To meet the criteria for Cyclothymia according to the Diagnostic and Statistical Manual (TR-IV), the following must be present:
- Numerous periods of elevated mood (hypomania) and numerous periods of depressive symptoms for a period of at least two years
- Periods of stable mood lasting less than two months
- Symptoms are not better explained by another mood disorder, manic episodes, or schizoaffective disorder
- Symptoms are not explained by drug or alcohol use, or a medical condition
- Symptoms affect social, work, school, or other important daily interactions
Treatment Of Cyclothymia:
Cyclothymia, like Bipolar Disorder, is a lifelong condition that requires continual treatment, even when you feel good. Typically a psychiatrist or a psychologist is involved to assist the patient with treatment options and ongoing management of symptoms.
Treatment options may include one or more of the following:
- Mood stabilizers
- Anti-anxiety drugs
- Anti-seizure medications (to prevent mood swings)
- Other medications
These medications may be used alone or in tandem with others. Your health care professional can work with you to develop the appropriate treatment plan.
Psychotherapy to examine life balance and behavioral patterns, and to teach coping skills. Additionally, substance abuse or other co-conditions may be treated.
Lifestyle changes may help increase the balance in your life. It is important to take care of your symptoms as they arise, and to manage your treatment when feeling well. Some things to keep in mind for ongoing mental health management:
- Medication should be taken as directed. Stopping can result in unmanageable symptoms of Cyclothymia.
- Look for warning signs about your patterns and behaviors when you are cycling through moods. Contact your health care professional if you observe these symptoms and signs.
- Avoid drugs and alcohol that may trigger mood changes.
- Check with your doctor before taking additional medications, which may trigger mood changes.
- Track your moods, routines, stressors, and other factors that assist or affect your mood.
- Learn relaxation techniques and stress management such as yoga or meditation to manage stress and anxiety.
- Find outlets for stress relief and energy release.
- Stay focused on goals with your recovery.
Additional Cyclothymia Resources:
The Cyclothymia Workbook contains a comprehensive list of organizations and resources to help manage various aspects of Cyclothymia.

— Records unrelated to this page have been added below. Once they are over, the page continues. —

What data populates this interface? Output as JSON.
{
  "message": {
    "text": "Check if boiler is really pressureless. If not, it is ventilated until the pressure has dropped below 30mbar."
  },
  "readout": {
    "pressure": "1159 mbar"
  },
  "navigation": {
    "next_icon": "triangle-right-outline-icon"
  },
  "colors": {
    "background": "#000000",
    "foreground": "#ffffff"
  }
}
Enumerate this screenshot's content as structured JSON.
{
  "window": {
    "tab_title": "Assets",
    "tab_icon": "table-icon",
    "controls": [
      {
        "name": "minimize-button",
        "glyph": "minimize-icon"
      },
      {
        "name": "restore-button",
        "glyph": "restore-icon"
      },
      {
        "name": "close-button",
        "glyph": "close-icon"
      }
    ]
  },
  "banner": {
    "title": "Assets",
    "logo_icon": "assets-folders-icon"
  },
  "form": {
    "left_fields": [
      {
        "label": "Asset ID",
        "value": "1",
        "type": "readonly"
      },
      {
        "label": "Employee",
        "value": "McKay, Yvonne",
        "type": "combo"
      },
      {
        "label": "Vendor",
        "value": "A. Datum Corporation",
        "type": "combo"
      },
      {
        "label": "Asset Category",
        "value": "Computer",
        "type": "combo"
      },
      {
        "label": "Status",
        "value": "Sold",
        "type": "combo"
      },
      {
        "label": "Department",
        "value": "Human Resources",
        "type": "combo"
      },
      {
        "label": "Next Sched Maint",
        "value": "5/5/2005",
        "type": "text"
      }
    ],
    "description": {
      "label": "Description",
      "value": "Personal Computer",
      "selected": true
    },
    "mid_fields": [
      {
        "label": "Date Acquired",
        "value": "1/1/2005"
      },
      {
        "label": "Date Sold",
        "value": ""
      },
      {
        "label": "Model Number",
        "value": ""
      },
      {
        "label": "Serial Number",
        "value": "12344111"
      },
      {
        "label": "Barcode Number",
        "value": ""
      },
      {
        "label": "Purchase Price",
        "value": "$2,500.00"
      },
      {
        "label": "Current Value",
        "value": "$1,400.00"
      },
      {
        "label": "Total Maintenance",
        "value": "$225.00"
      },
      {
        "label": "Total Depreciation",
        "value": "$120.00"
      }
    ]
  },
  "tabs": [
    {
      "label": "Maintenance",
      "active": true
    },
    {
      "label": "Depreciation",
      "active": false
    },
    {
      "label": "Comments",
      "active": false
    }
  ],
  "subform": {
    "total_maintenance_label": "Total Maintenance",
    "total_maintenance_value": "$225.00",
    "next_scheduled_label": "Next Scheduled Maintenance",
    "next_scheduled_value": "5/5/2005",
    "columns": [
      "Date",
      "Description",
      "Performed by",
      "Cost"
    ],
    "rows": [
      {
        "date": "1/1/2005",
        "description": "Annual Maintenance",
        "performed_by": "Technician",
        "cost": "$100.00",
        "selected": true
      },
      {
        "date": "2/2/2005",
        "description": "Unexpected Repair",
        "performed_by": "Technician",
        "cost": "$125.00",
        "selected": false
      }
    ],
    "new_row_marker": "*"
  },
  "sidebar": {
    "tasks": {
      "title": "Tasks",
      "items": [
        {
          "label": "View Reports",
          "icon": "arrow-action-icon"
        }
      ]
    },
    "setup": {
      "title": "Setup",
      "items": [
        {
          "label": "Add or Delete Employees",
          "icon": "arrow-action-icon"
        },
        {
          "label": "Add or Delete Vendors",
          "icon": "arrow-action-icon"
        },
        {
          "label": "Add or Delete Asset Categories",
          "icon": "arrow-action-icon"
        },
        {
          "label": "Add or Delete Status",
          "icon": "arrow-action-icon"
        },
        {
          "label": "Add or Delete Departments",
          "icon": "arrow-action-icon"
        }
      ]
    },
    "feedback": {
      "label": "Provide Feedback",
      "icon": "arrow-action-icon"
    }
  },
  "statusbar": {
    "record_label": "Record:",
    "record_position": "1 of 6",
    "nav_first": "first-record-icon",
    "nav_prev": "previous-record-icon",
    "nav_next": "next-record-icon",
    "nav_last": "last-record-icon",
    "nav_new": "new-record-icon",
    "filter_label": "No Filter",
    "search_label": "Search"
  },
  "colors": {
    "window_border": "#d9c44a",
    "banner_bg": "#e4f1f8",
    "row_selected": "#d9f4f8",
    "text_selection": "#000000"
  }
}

The Balanced Mind Foundation - The Balanced Mind Foundation guides families raising children with mood disorders to the answers, support and stability they seek.
Depression and Bipolar Support Alliance - Provides hope, help, and support to improve the lives of people living with mood disorders. DBSA pursues and accomplishes this mission through peer-based, recovery-oriented, empowering services and resources when people want them, where they want them, and how they want to receive them.
Child and Adolescent Bipolar Disorder Foundation: EXCELLENT site that advocates for youth with depression and bipolar and is highly respected for its scientifically credible information.
Mood Tracker is a great tool for tracking shifts in moods as well as monitoring how much sleep the patient is getting, medications taken, and levels of anxiety and irritability.
National Alliance on Mental Illness -dedicated to improving the lives of individuals and families affected by mental illness.